Commentary

Spinning the World

By David Isenberg
September 23, 1999
George Orwell and Franz Kafka could not have crafted a more cunning character than President Clinton. Orwell and Kafka, who devoted so many of their writings to warning of the dangers of centralized governmental control and thought police, would find the president’s new International Public Information (IPI) system eerily familiar.

Back in April, while NATO was dropping bombs on Kosovo, Clinton issued Presidential Decision Directive 68, ordering the creation of the IPI, a new multiagency plan to closely control the dissemination of public information abroad. The initiative was designed to ensure that all U.S. government agencies disseminating information abroad presented a single message. The reported purpose of the IPI is to “prevent and mitigate crises and to influence foreign audiences in ways favorable to the achievement of U.S. foreign policy objectives.”

The White House seems to be concerned that the public is not sympathetic enough to the president’s noble foreign policy aims. Thus, the IPI will also reeducate Americans while “educating” non-Americans. As the Washington Times reported in July, a former senior Clinton administration official charged that the IPI is really aimed at “spinning the American public.” The idea of an administration trying to influence the thinking of people, both overseas and at home, is not novel. During the Cold War the United States had an enormous foreign information service that also performed some propaganda functions. That hybrid approach was exemplified by the United States Information Agency, Voice of America, Radio Free Europe/Radio Liberty, Radio Moscow, and Radio and TV Marti.

But the IPI initiative, coming from a White House that has blamed criticism of it on a “vast right-wing conspiracy,” and whose sense of paranoia rivals that of Richard Nixon, makes perfect sense. After all, as Washington Post media writer Howard Kurtz detailed in his book Spin Cycle, for the Clinton administration spinning is a way of life.

It seems to baffle the Clinton White House that its conduct of foreign policy since 1993 could be greeted with anything other than adulation. If people believe that the U.S. intervention in Haiti was unnecessary, that America has needlessly entangled itself in quagmires in Bosnia and Kosovo, or that Washington has engaged in cosmetic cruise missile diplomacy toward Iraq, they must simply be ignorant, the administration believes.

The problem is that the mission of correcting so-called misinformation may itself breed further misinformation. According to one former senior Clinton official quoted in the Washington Times article, the IPI plan “did not distinguish what would be done overseas and what would he done at home.” Intelligence officials have a name for this: It’s called blowback.

Gene Kopp, a former deputy chief of the USIA who served under presidents Nixon, Ford and Bush, fears that IPI would mean that U.S. propaganda aimed at foreigners would be used to manipulate domestic opinion to influence American elections. Kopp noted the elections of presidents Kennedy and Carter were directly influenced by leaks of USIA public opinion polls taken in other countries. Those polls showed a decline in American prestige abroad.

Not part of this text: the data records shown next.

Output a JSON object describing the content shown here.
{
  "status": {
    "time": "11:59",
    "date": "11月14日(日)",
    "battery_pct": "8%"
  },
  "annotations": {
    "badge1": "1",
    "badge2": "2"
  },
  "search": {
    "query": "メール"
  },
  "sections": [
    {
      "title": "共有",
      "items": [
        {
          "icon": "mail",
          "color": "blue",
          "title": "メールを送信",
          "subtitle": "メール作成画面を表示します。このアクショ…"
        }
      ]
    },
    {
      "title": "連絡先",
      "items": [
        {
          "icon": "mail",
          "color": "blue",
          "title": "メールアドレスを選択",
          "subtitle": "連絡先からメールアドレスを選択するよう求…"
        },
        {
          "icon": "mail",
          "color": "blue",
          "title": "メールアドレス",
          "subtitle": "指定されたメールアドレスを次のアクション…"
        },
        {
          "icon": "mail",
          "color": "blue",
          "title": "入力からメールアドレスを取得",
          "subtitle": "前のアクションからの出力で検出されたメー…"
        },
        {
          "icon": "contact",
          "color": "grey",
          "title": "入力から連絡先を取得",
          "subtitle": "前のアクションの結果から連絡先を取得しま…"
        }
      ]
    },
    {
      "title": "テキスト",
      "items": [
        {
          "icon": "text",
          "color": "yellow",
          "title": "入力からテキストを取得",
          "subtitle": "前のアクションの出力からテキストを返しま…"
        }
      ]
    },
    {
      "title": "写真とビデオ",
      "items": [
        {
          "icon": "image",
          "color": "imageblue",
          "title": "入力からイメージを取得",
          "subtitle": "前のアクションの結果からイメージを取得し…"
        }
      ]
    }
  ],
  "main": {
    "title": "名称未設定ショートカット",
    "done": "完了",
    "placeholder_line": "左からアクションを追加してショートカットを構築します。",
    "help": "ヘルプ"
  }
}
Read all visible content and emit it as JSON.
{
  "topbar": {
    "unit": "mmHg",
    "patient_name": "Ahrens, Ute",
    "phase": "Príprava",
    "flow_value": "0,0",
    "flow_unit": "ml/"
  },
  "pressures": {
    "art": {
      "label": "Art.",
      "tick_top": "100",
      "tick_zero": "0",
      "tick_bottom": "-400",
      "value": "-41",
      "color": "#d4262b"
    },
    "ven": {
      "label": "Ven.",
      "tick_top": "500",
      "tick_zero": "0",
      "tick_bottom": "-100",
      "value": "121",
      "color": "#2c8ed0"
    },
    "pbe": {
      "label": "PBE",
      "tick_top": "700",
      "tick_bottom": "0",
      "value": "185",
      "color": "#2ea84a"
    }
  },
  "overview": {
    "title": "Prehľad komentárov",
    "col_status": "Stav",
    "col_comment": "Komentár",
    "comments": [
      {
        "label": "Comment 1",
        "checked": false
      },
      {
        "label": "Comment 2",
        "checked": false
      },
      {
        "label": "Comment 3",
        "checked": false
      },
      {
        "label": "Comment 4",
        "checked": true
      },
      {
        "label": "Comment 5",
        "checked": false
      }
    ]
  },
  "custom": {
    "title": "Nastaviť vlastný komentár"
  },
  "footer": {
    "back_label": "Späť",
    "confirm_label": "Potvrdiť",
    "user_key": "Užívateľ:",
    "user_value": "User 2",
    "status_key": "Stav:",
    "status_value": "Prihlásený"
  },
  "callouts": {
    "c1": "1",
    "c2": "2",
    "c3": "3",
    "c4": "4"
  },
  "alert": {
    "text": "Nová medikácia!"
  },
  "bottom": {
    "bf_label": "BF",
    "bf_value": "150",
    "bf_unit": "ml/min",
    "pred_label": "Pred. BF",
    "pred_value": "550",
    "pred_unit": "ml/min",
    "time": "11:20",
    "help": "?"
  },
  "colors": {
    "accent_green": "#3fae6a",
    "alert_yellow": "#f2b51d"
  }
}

According to Kopp, “The administration is transferring all assets, except broadcasting, to [the Department of] State, where they will not be separated in any way. It will be very difficult to separate what is disseminated in the United States and overseas.”

In other words, it will be next to impossible to prevent the pro-administration information from seeping back into the United States. That is because U.S. media outlets frequently repackage foreign news reports or just repeat the information within them. So these “foreign” stories that appear in your morning paper or on the evening news across the United States may actually originate within the halls of the U.S. government’s information apparatus. According to the former White House source in the Washington Times report, this is just what the Clinton administration intends with the IPI. The potential for blowback and the de facto propagandizing of the American people is enormous.

The IPI may not have yet reached the level of Orwell, but even Big Brother had to start small. Americans owe it to themselves and their nation to learn about the IPI and call for a halt to it — before the information they can receive is controlled for them by the White House spin machine.

David Isenberg is an analyst at DynMeridian, a private firm that advises the U.S. government on national security issues.